(Element data from apps and pages)
[Start of Attachment]

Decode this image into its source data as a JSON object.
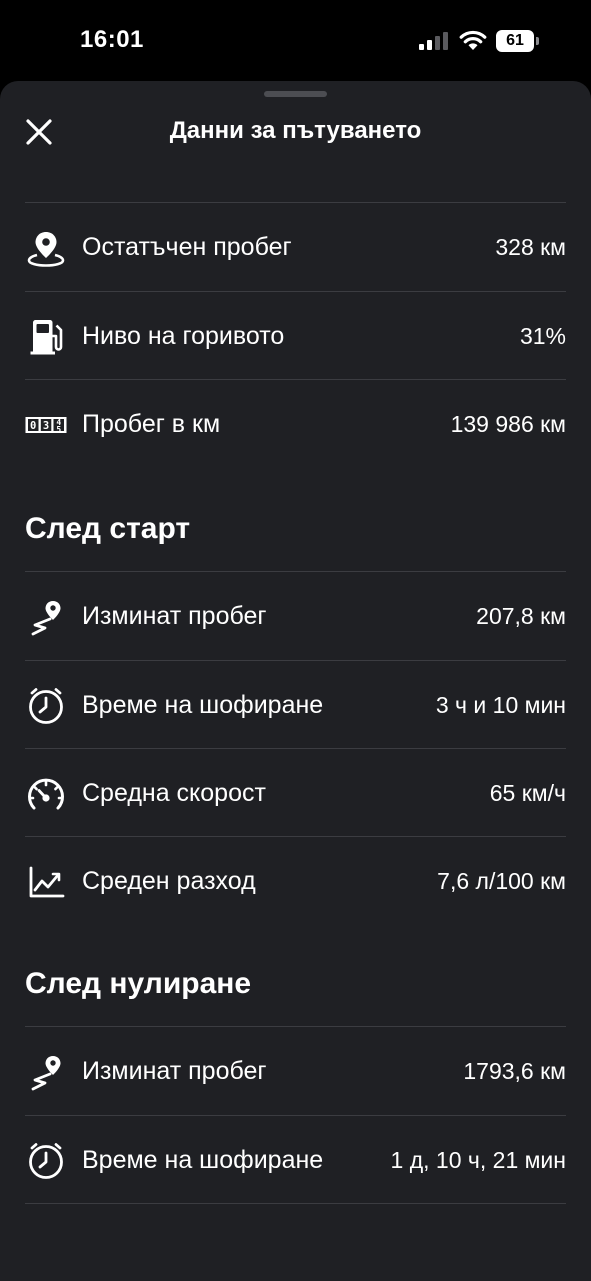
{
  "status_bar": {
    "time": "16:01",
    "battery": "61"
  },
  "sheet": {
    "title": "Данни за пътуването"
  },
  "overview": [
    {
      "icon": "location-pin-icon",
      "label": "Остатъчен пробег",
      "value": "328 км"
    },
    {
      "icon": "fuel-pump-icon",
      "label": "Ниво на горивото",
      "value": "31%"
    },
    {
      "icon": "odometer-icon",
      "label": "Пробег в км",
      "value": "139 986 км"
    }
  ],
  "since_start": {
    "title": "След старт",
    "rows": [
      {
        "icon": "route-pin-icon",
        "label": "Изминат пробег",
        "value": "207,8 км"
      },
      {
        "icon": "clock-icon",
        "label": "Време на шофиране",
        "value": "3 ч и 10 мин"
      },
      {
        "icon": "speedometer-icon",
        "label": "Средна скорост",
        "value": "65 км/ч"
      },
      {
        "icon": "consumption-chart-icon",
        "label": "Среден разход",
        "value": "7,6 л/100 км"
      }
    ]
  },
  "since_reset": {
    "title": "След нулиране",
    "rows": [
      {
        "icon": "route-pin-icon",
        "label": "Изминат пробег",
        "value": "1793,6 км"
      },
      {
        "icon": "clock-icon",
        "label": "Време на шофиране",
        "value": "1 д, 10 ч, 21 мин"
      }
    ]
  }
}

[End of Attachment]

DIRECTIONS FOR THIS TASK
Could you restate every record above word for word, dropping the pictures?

FINAL ANSWER
Decode this image into its source data as a JSON object.
{
  "status_bar": {
    "time": "16:01",
    "battery": "61"
  },
  "sheet": {
    "title": "Данни за пътуването"
  },
  "overview": [
    {
      "icon": "location-pin-icon",
      "label": "Остатъчен пробег",
      "value": "328 км"
    },
    {
      "icon": "fuel-pump-icon",
      "label": "Ниво на горивото",
      "value": "31%"
    },
    {
      "icon": "odometer-icon",
      "label": "Пробег в км",
      "value": "139 986 км"
    }
  ],
  "since_start": {
    "title": "След старт",
    "rows": [
      {
        "icon": "route-pin-icon",
        "label": "Изминат пробег",
        "value": "207,8 км"
      },
      {
        "icon": "clock-icon",
        "label": "Време на шофиране",
        "value": "3 ч и 10 мин"
      },
      {
        "icon": "speedometer-icon",
        "label": "Средна скорост",
        "value": "65 км/ч"
      },
      {
        "icon": "consumption-chart-icon",
        "label": "Среден разход",
        "value": "7,6 л/100 км"
      }
    ]
  },
  "since_reset": {
    "title": "След нулиране",
    "rows": [
      {
        "icon": "route-pin-icon",
        "label": "Изминат пробег",
        "value": "1793,6 км"
      },
      {
        "icon": "clock-icon",
        "label": "Време на шофиране",
        "value": "1 д, 10 ч, 21 мин"
      }
    ]
  }
}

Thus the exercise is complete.